Dublin and Galway have already met in Donnycarney. Last February in Division 1 of the Lidl National League.

Dublin won by a point. Galway were later relegated. A surprise, to say the least. They looked more than a capable side that Sunday afternoon.

They subsequently secured the Connacht title. Daniel Moynihan is the manager. He guided Galway to last year’s All-Ireland minor crown.

In this summer’s Connacht final, Galway beat Liam McHale’s Mayo. The Dubs overcame Mayo in their opening All-Ireland group fixture at Parnell Park.

Like Galway, Mayo are a fine team, fit and well-organised.

Dublin followed up that victory by impressively defeating Kildare at the sun-blessed Kildare Centre of Excellence.

After collecting the Leinster title in May, Dublin have maintained their bright form as they prepare for their last-eight clash.

“Yes, we are happy with the campaign. Things have been going well,” notes Caoimhe O’Connor.

“We are enjoying our football. It’s the old story – one game at a time.

“There are so many good teams out there. All the sides have shown impressive form. Everyone is striving to get to the top. All we can do is to focus on ourselves.

“We work hard at training every week. We have a squad of wonderful footballers.

“It’s a competitive environment. And even getting onto the team is an achievement in itself.

“We are at the knock-out stage now. And we’ll try to continue the way in which we have been going.

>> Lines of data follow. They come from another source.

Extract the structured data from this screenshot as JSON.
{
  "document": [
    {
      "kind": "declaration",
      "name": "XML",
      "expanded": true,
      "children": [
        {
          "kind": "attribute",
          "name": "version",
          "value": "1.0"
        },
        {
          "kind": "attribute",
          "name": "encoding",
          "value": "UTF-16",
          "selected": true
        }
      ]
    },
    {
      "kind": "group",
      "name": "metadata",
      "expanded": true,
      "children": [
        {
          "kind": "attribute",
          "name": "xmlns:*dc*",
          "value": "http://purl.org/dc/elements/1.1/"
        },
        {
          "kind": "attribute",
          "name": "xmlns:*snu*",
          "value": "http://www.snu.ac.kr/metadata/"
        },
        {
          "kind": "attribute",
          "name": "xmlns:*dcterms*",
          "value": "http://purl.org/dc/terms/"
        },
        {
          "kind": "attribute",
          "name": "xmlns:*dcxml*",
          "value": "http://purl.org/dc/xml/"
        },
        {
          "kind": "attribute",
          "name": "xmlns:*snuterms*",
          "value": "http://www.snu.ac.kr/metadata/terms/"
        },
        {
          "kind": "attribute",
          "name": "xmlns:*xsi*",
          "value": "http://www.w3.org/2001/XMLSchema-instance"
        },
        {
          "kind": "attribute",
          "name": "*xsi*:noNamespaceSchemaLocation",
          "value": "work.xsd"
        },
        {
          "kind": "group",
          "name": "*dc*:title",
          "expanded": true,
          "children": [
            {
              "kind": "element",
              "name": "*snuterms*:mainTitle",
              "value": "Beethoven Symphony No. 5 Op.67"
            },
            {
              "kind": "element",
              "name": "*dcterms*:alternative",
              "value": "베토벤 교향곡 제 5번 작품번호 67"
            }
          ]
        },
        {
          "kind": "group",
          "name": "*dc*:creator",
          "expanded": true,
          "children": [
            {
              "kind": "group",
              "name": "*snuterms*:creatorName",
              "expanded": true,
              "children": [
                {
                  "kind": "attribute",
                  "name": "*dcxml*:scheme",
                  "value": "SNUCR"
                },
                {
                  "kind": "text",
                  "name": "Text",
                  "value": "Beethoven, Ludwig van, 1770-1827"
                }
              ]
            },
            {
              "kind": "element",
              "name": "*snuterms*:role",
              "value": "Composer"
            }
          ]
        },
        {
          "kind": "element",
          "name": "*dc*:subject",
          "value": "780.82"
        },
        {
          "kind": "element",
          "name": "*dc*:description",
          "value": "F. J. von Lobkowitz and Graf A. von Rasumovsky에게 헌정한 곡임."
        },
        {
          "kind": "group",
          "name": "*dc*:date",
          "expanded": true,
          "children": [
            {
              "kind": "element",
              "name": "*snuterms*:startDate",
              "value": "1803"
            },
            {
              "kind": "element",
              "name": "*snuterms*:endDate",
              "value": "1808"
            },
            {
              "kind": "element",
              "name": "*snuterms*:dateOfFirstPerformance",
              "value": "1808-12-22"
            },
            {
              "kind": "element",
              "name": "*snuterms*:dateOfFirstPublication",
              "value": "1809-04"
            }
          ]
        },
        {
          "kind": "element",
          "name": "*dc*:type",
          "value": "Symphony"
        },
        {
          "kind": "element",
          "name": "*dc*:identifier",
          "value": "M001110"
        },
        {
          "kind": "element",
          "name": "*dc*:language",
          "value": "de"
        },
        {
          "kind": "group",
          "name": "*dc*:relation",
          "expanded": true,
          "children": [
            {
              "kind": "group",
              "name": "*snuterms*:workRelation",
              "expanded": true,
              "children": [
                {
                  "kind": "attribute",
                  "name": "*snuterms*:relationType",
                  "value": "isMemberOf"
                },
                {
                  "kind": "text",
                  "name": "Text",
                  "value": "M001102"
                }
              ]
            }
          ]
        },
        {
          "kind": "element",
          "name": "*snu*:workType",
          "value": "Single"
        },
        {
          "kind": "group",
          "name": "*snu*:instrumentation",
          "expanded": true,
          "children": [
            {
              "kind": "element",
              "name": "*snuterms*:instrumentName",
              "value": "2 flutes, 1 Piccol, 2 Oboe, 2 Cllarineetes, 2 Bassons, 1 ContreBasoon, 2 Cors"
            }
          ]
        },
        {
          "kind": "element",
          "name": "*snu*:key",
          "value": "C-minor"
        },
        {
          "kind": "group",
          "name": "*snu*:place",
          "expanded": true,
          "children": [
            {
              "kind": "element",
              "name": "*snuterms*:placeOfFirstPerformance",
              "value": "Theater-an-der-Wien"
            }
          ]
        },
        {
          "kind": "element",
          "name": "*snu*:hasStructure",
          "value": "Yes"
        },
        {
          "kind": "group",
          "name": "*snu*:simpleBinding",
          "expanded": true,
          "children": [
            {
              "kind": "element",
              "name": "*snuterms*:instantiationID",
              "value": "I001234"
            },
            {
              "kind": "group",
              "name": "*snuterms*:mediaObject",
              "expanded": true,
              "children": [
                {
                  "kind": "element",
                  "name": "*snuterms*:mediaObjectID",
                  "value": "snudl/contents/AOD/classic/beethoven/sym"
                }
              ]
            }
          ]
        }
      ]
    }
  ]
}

“We were pleased with the display in Kildare. Our aim going into that game was to build on our performance from the Mayo match and finish the Group with a good result.”

Even in the blistering sunshine of Newbridge, Caoimhe, and the Dubs, brought such energy to the hour.

She never spares the batteries. Always there, on the shoulder of a colleague, providing an option.

Named on the half-forward line, she often drops deep to defend.

Much of her work is unseen, her clever positional sense linking the play, making life easier for those around her.

She can also pop over the points and rustle the onion sack.

There is nobody more proud of her than her dad, Willy, the Dublin ladies kitman.

“It’s just lovely to share this journey with her,” Willy states.

Dublin’s road has seen many highways and byways. Three All-Ireland final defeats in succession. The four-in-a-row. Then All-Ireland final and quarter-final losses before finding gold again last August against the odds.

Galway will ask a few questions. They have some polished performers.

Among them, their Kilkerrin-Clonberne All-Ireland-winning contingent.

They beat Kilmacud Crokes in the All-Ireland semi-final at Parnell Park last December.

It went to extra time. Two points in it. It was a thriller. Shane Walsh was in the audience.

The thousands watching on the telly will be hoping for more such drama.

There’s sure to be a large audience at the Dublin HQ. “We have been getting terrific support,” acknowledges Caoimhe. “And it means a lot to us.

“It’s brilliant to see all the girls and boys coming to our games with their families.

“When you are out there on the pitch, you can hear the crowd’s encouragement. It lifts us all.”

- Never miss a story with notifications

- Gain full access to our premium content

- Browse free from up to 5 devices at once

Latest stories